PATH, FHS and PS1


This is a companion blog post for a presentation I gave at the February 2020 DenverScript Meetup.

You can find the video recording and slide deck on my talks page.

The Path Variable

  • PATH is an enviornment variable.
  • The variable is a colon-delimited string. The directory before each colon contains exectable code and is invoked through a command, like pwd.
  • To see the value, run echo $PATH from your command line
  • Here’s an example path:

    /usr/local/sbin:/usr/local/bin:/usr/sbin:/usr/bin:/sbin:/bin

  • In the example, these are the directories in the path:
    • /usr/local/sbin
    • /usr/local/bin
    • /usr/sbin
    • /usr/bin
    • /sbin
    • /bin
  • When you type a text command and hit RETURN your computer looks in all the directories listed in the path, and if it finds code for the command, it will execute the program.
  • Most of the built-in system commands are written in the C programming langauge.
  • For MacOS and Linux, to change your path, find and edit it in your .bash_profile, .bashrc or .zshrc file.

Resources

I’ve learned alot about the PATH variable from Breanne Boland, who wrote the first two articles on this list.

The Filesystem Hierarchy Standard

  • The root directory contains folders and files under the forward-slash, /.
  • The Filesystem Hierarchy Standard defines the organization of the root directory.
  • Most Unix-like operating systems (UNIX, Linux, MacOS, etc.) organize their root directories according to the FHS.

A few directories in the root directory:

  • /bin: stands for binary, and contains common commands used by system adminstrators and users
  • /sbin: stands for system binaries, andontains root-only commands and commands that pair well with commands in /bin
  • /usr: has some read-only data, and lots of common commands in /usr/bin

Source: https://upload.wikimedia.org/wikipedia/commons/f/f3/Standard-unix-filesystem-hierarchy.svg

Resources

The PS1 Variable

  • PS1 is an enviornment variable that creates the default command prompt you see at the beginning of your command line.
  • To see the value, run echo $PS1.
  • Here’s an example PS1:

    \u@\h:\w\$

  • In the example, the username (\u), hostname (\h) and working directory (\w) come before the dollar sign, and are separated by @ and :.
  • On my computer, this PS1 shows up as kschlesinger@kims-macbook-air:~$
  • To add colors to your PS1, open your bash_profile, .bashrc or .zshrc and add ANSI color escape sequences before each section of your PS1. Add an emoji if you’d like.
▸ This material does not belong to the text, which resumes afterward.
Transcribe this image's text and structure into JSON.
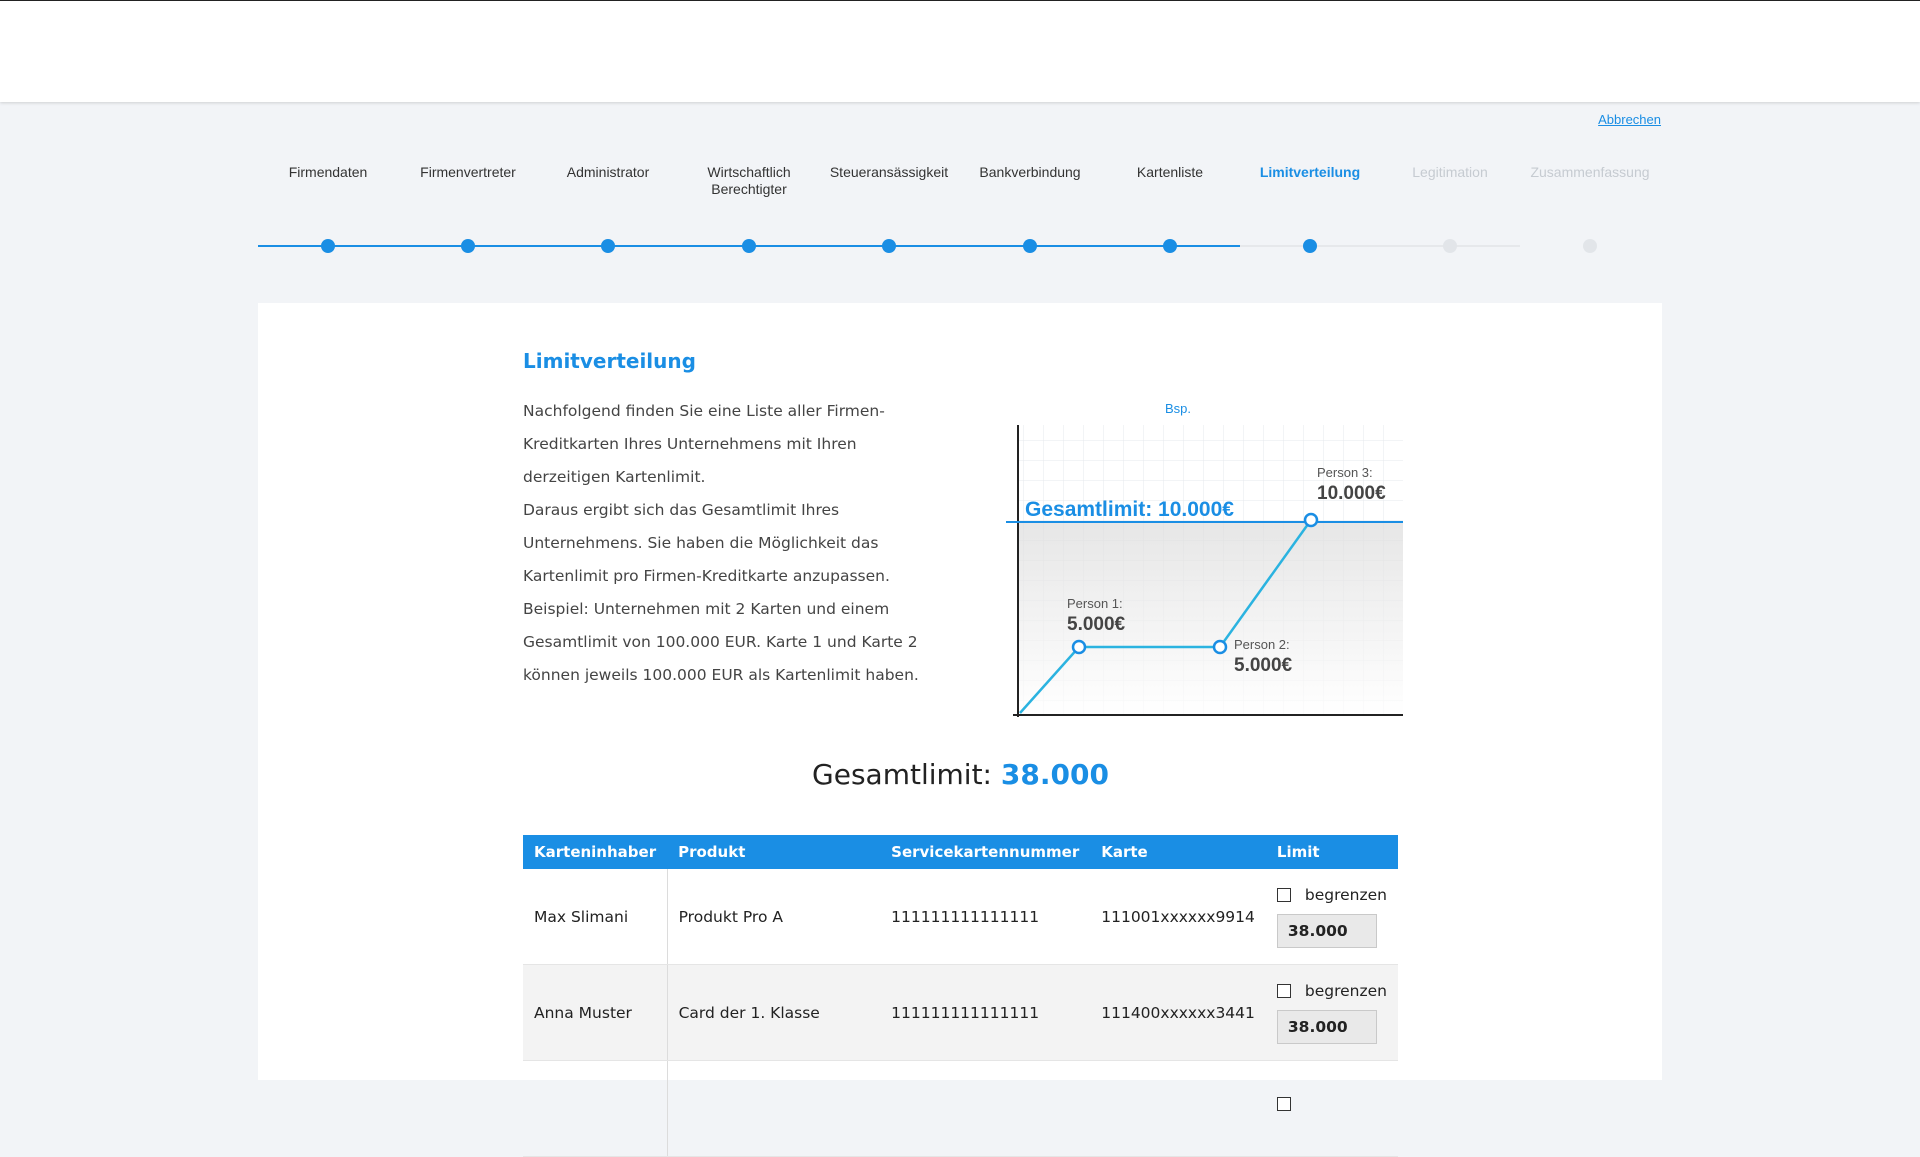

Here’s an example:

    export PS1="\[\033[36m\]\u\[\033[m\]@\[\033[32m\]\h:\[\033[33;1m\]\w\[\033[m\]\$ 🌵 "

  • On my computer, this PS1 shows up as kschlesinger@kims-macbook-air:~$ 🌵 with the username in teal, the hostname in green and the working directory in yellow.

Resources